The response should be exactly the number of lines in the material below that contain the word "birthday".

Records provided START

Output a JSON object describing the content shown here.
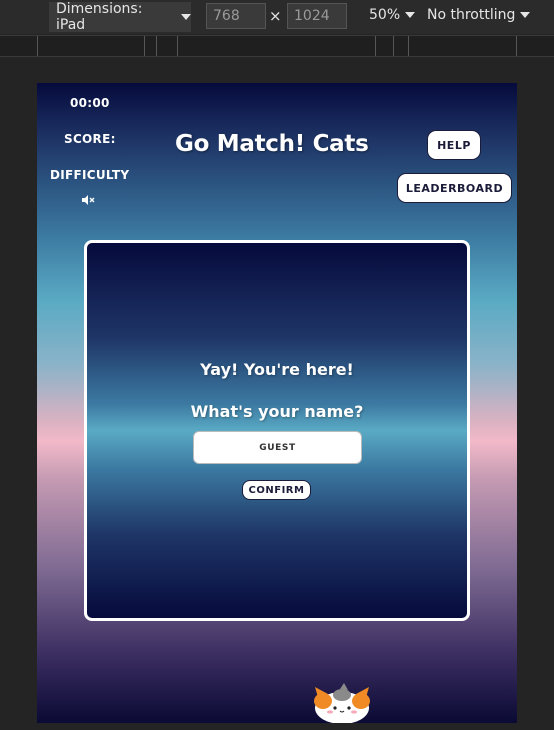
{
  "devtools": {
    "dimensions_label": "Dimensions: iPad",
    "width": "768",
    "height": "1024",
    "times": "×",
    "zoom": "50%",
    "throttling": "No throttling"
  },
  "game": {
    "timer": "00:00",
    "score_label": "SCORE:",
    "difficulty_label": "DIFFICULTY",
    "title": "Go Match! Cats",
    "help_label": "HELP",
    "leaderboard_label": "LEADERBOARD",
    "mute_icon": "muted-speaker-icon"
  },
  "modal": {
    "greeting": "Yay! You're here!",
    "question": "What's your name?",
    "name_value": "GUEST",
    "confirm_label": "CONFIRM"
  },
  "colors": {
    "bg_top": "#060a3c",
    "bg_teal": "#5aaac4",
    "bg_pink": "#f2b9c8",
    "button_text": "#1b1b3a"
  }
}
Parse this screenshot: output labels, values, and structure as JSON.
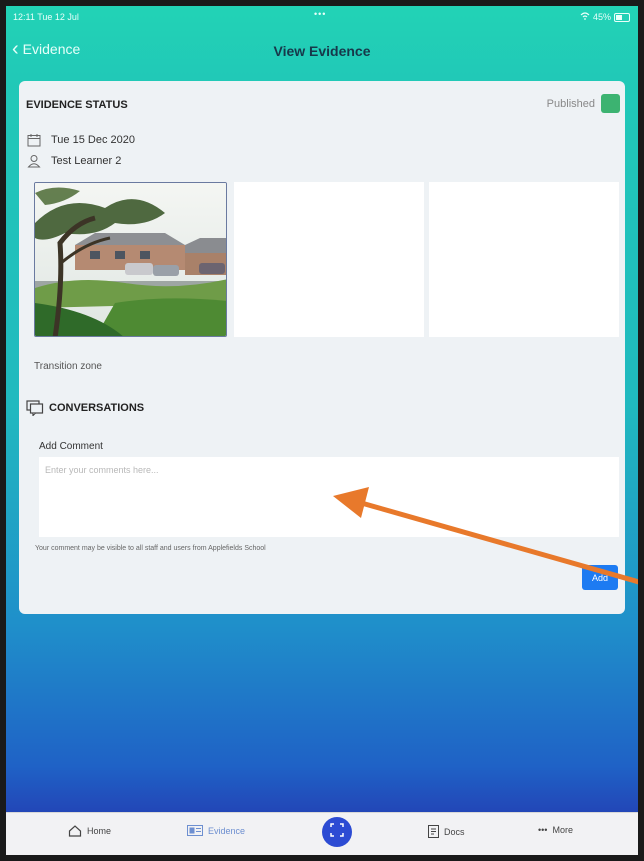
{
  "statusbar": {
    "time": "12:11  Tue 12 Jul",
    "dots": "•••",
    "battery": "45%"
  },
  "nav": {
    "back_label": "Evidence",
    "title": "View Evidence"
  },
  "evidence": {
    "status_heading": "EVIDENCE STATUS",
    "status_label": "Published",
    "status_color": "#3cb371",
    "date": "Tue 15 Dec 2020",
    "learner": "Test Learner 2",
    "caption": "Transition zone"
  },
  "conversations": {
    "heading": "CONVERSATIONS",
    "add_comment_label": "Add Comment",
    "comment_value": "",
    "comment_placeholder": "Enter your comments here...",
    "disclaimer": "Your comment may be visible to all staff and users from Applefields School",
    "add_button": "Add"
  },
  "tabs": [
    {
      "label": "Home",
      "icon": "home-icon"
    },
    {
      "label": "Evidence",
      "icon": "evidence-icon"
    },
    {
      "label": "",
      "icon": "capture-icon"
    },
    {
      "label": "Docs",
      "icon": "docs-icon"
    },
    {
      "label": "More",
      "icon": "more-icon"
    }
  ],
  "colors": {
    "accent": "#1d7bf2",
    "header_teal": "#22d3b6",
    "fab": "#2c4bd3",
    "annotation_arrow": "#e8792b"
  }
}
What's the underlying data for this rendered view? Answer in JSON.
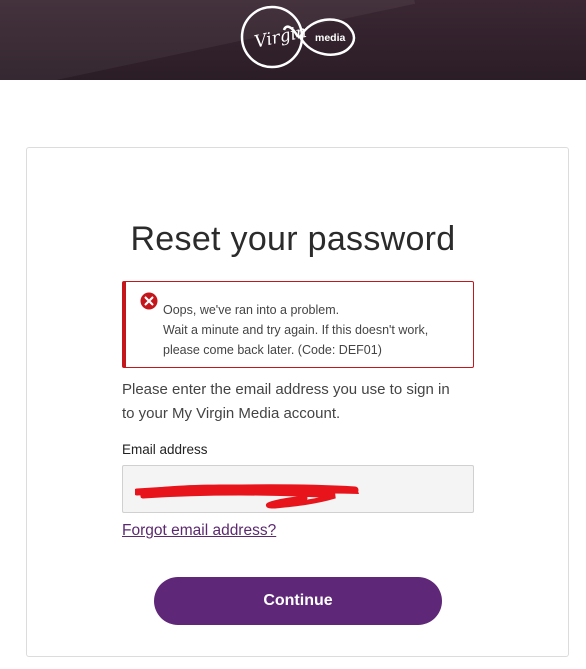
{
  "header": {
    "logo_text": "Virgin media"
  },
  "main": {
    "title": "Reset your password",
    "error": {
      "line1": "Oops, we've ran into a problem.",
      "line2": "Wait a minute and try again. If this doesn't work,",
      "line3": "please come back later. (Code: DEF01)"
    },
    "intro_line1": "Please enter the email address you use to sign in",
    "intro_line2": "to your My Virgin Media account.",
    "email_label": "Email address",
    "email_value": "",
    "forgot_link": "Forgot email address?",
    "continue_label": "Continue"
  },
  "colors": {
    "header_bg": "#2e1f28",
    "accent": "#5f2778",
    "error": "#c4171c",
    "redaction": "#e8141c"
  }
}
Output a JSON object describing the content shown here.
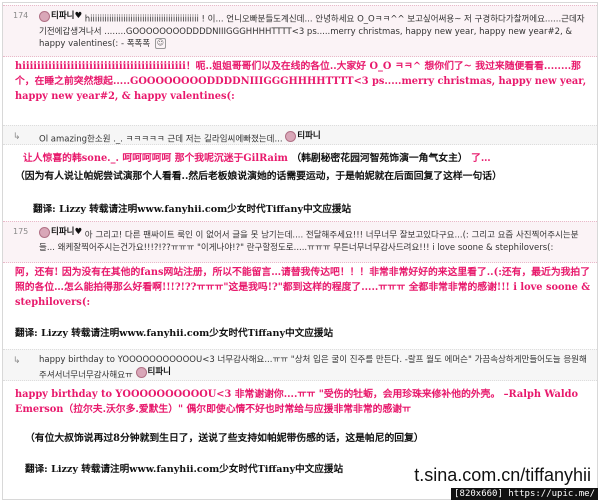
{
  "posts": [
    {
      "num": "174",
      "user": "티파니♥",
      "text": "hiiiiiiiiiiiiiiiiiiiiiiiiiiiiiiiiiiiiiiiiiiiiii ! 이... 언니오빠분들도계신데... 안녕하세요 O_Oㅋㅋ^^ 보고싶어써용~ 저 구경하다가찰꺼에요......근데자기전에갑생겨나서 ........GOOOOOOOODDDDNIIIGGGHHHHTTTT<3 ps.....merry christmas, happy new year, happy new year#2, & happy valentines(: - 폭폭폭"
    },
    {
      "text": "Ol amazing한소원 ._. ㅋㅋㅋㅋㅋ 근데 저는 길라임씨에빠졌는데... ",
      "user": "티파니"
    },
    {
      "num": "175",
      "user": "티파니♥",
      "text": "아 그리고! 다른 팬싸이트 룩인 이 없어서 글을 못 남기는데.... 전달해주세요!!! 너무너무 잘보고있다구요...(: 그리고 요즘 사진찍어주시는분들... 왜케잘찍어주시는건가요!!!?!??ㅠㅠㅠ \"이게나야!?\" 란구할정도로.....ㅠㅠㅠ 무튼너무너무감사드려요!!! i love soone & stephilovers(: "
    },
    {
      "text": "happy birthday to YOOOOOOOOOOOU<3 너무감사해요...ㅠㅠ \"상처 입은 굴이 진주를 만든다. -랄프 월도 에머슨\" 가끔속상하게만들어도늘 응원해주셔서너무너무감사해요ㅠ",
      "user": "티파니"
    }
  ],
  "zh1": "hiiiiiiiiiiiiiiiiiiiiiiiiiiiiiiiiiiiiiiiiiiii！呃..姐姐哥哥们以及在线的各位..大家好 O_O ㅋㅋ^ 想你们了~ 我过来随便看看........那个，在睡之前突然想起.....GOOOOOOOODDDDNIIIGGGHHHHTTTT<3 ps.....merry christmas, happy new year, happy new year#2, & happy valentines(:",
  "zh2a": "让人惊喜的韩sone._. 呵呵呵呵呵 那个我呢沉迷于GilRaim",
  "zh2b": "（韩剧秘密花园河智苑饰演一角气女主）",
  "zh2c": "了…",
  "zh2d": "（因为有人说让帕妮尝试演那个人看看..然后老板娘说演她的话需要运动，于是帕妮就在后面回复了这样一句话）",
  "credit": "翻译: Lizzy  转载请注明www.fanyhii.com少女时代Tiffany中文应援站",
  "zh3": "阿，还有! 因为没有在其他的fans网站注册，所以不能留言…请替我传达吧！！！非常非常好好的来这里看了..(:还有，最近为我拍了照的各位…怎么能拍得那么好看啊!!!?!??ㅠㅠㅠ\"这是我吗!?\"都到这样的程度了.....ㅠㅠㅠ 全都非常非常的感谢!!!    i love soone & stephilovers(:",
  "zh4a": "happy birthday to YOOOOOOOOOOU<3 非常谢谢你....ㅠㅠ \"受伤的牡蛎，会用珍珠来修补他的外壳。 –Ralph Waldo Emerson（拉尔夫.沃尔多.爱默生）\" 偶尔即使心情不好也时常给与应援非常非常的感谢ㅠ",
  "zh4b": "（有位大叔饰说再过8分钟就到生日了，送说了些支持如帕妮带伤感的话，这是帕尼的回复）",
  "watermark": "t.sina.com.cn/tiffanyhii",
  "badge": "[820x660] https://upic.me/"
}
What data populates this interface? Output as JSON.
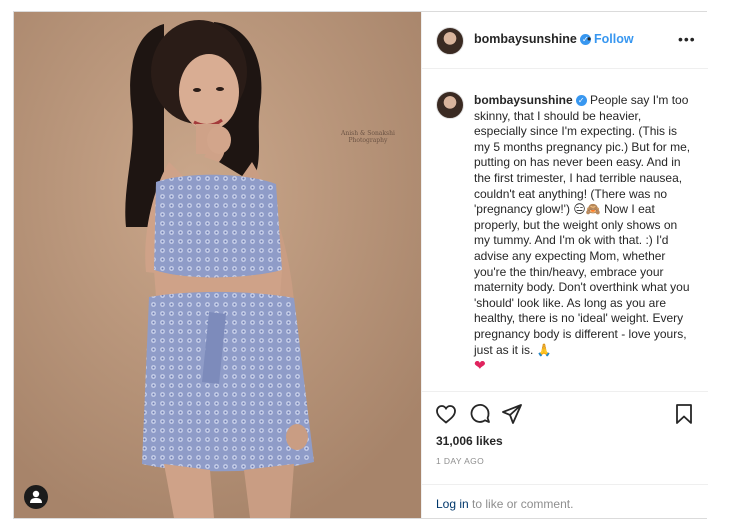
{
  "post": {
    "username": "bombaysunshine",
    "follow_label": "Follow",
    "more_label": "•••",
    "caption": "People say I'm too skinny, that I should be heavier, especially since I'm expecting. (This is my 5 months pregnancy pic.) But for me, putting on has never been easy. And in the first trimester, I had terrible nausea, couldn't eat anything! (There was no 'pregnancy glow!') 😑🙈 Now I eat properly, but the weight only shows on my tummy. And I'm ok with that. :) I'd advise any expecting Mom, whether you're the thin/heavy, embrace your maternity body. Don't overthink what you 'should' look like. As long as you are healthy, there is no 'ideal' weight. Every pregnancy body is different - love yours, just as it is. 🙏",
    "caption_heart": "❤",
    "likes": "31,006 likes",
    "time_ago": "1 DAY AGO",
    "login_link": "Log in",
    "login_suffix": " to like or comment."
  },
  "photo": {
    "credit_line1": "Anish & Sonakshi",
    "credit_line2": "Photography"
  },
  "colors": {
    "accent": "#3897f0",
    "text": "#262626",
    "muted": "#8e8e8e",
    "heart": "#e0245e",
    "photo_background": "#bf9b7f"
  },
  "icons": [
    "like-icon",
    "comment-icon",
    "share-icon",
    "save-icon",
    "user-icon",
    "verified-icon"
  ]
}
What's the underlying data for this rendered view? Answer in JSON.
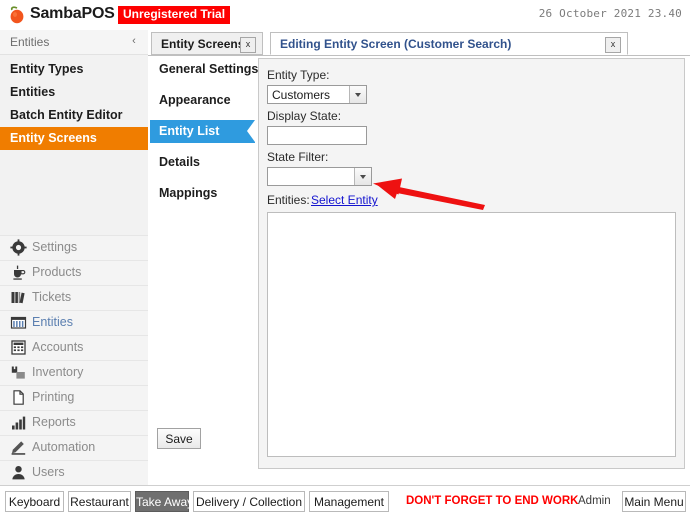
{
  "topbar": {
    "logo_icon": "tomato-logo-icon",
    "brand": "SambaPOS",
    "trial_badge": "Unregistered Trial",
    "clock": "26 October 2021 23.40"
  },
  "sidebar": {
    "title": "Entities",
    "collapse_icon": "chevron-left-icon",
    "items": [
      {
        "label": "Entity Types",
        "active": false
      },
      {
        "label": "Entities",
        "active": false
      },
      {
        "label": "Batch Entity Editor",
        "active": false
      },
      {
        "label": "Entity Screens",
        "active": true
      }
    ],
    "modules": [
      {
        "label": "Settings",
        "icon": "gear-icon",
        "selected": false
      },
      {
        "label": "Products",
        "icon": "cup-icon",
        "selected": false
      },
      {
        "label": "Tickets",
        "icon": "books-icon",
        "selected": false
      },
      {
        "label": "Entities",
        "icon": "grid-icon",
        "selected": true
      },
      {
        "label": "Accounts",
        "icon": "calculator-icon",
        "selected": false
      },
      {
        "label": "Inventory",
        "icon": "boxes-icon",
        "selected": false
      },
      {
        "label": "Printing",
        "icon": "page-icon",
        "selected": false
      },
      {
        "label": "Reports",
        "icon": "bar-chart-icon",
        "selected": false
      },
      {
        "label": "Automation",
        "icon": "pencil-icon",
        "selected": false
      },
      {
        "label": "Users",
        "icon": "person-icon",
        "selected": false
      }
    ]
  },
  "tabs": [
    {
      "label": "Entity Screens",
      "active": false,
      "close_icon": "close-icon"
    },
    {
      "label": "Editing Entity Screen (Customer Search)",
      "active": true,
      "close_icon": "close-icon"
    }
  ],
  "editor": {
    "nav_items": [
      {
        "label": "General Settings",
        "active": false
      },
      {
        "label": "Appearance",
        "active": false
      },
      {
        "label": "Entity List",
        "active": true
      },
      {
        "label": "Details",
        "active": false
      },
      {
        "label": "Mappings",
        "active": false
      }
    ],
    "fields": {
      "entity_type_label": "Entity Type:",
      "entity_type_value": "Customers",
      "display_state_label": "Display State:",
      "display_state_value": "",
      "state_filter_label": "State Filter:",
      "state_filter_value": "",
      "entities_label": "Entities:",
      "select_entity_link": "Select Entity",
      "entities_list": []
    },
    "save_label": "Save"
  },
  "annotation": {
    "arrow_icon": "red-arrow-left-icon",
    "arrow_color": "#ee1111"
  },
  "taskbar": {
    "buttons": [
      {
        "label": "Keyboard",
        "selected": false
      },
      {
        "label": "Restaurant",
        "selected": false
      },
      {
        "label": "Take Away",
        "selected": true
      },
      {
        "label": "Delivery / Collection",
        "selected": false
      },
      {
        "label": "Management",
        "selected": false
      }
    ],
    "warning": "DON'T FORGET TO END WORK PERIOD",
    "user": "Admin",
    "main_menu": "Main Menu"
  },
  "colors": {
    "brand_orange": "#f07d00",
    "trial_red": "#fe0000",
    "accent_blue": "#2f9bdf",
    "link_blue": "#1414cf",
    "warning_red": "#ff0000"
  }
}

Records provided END

> Exercise response
2